Your goal
Using the records below, copy every line that holds the string "kind".

Data shown
::::::::

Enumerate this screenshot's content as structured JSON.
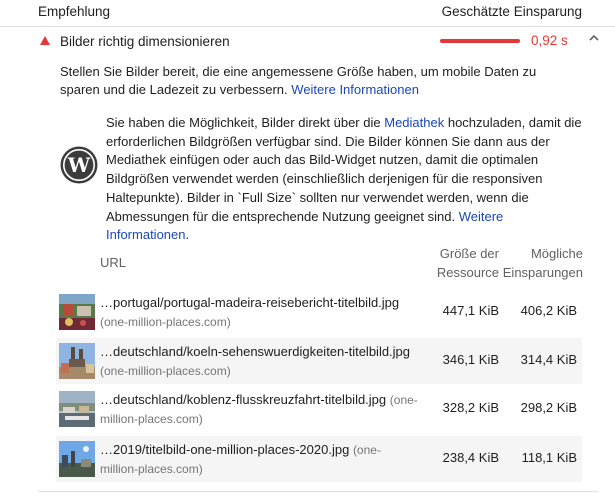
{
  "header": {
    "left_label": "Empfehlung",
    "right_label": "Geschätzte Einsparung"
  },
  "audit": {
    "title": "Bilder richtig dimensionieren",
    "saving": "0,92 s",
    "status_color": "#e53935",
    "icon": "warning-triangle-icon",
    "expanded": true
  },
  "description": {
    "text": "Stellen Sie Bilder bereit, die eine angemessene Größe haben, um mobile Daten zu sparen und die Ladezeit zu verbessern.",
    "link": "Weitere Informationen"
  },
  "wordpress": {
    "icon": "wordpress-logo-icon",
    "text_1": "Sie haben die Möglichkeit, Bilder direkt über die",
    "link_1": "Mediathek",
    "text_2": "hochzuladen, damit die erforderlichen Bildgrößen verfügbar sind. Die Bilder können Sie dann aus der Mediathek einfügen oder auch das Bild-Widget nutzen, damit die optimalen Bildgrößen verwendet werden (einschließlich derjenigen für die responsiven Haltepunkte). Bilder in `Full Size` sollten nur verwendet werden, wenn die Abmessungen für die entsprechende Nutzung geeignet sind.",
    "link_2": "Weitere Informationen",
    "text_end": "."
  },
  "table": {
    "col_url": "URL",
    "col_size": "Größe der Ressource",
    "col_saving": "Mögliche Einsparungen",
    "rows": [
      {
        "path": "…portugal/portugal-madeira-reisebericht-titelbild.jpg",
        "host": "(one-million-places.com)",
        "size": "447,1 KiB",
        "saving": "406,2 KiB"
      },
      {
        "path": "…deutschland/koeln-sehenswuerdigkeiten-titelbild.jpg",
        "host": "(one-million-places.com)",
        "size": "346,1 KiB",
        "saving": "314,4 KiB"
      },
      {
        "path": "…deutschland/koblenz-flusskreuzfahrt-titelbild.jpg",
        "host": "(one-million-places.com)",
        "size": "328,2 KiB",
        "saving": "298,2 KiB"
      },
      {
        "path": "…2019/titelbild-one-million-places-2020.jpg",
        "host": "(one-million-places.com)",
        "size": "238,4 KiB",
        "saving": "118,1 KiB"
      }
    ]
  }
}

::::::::

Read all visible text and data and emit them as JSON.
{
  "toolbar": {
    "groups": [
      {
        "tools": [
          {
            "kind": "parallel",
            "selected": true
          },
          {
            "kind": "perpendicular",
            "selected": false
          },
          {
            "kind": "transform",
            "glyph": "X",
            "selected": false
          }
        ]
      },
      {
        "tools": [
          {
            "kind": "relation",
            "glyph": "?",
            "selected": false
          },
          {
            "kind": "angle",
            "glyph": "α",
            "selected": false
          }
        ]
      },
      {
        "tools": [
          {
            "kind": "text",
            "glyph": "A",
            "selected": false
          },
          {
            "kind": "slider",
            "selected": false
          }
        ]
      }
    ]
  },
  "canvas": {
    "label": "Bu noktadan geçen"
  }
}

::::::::

Exercise output
            "kind": "parallel",
            "kind": "perpendicular",
            "kind": "transform",
            "kind": "relation",
            "kind": "angle",
            "kind": "text",
            "kind": "slider",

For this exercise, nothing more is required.